(“Moving Beyond Compliance: The Status Quo Is No Longer Acceptable”)

I’m tremendously excited to see this because back in April I wrote “Security is about outcomes, not about process.” I don’t know that I can claim credit for this, but it’s nice to see how far the meme has gone.

Rebuilding the internet?

Once apon a time, I was uunet!harvard!bwnmr4!adam. Oh, harvard was probably enough, it was a pretty well known host in the uucp network which carried our email before snmp. I was also harvard!bwnmr4!postmaster which meant that at the end of an era, I moved the lab from copied hosts files to dns, when I became adam@bwnmr4.harvard…wow, there’s still cname for that host. But I digress.


Really, I wanted to talk about a report, passed on by Steven Johnson and Gunnar Peterson, that Vint Cerf said that if he were re-designing the internet, he’d add more authentication.

And really, while I respect Vint a tremendous amount, I’m forced to wonder: Whatchyou talkin’ about Vint?

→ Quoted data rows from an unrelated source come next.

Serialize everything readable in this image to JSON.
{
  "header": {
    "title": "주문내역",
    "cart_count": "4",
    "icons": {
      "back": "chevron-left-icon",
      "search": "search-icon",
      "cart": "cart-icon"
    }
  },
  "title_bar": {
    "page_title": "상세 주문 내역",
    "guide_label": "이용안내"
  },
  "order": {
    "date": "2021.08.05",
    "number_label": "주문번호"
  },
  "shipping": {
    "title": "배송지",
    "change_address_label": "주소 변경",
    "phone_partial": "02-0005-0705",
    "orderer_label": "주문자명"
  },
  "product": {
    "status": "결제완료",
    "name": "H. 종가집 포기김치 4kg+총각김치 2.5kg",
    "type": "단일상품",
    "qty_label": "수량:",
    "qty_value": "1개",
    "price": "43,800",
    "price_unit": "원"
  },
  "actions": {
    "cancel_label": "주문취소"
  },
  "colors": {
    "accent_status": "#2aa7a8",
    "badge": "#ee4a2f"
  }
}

I hate going off based on a report on Twitter, but I don’t know what the heck a guy that smart could have meant. I mean, he knows that back in the day, people like me could and did give internet accounts to (1) anyone our boss said to and (2) anyone else who wanted them some of this internet stuff and wouldn’t get us in too much trouble. (Hi S! Hi C!) So when he says “more authentication” does that mean inserting “uunet!harvard!bwnmr4!adam” in an IP header? Ensuring your fingerd was patched after Mr. Morris played his little stunt?


But more to the point, authentication is a cost. Setting up and managing authentication information isn’t easy, and even if it were, it certainly isn’t free. Even more expensive than managing the authentication information would be figuring out how to do it. The packet interconnect paper (“A Protocol for Packet Network Intercommunication,” Vint Cerf and Robert Kahn) was published in 1974, and says “These associations need not involve the transmission of data prior to their formation and indeed two associates need not be able to determine that they are associates until they attempt to communicate.” That was before DES (1975), before Diffie-Hellman (1976), Needham-Schroeder (1978) or RSA. I can’t see how to maintain that principle with the technology available at the time.

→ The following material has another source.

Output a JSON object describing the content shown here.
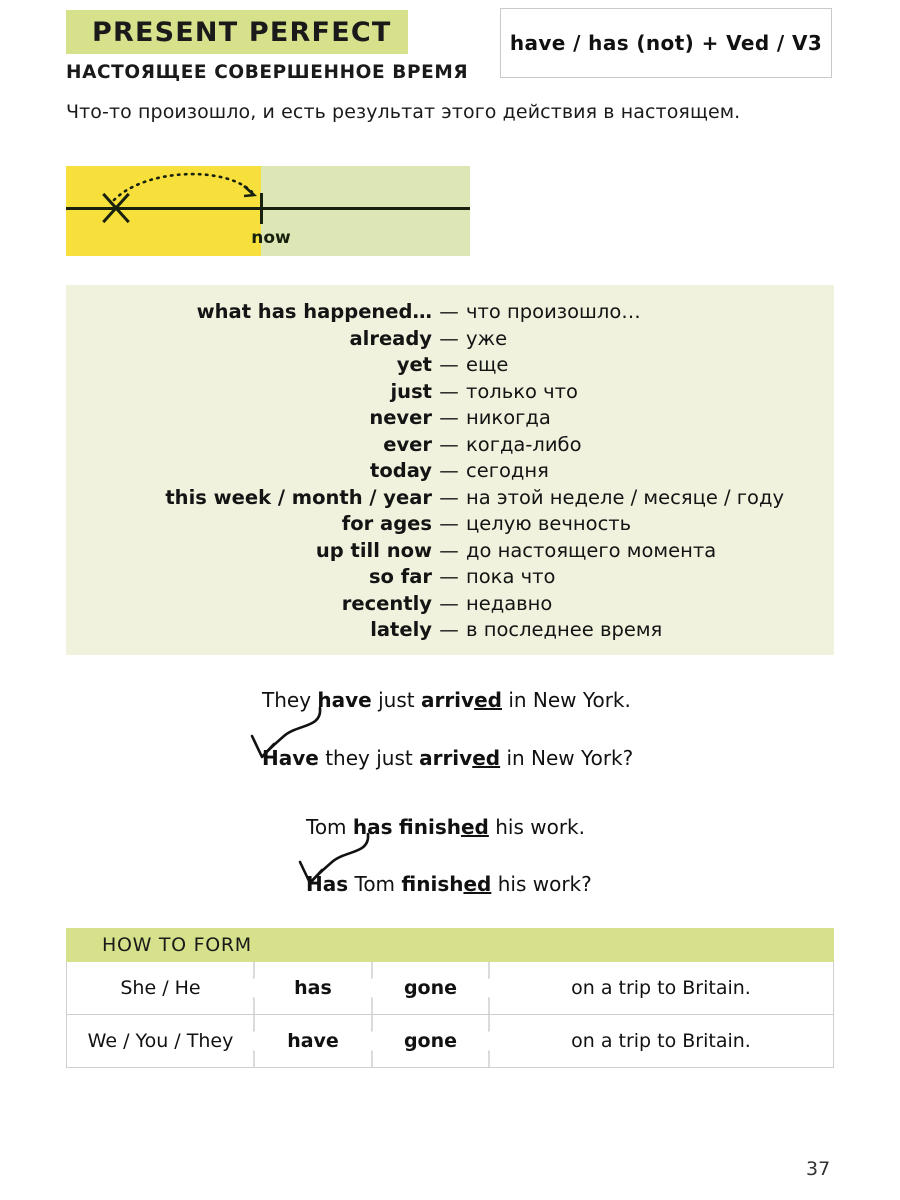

When setting up a new technology, low cost of entry was a competitive advantage. Doing authentication well is tremendously expensive. I might go so far as to argue that we don’t know how fantastically expensive it is, because we so rarely do it well.

Not getting hung up in easy problems like prioritization or hard ones like authentication, but simply moving packets was what made the internet work. Allowing new associations to be formed, ad-hoc, made for cheap interconnections.

So I remain confused by what he could have meant.

[Update: Vint was kind enough to respond in the comments that he meant the internet of today.]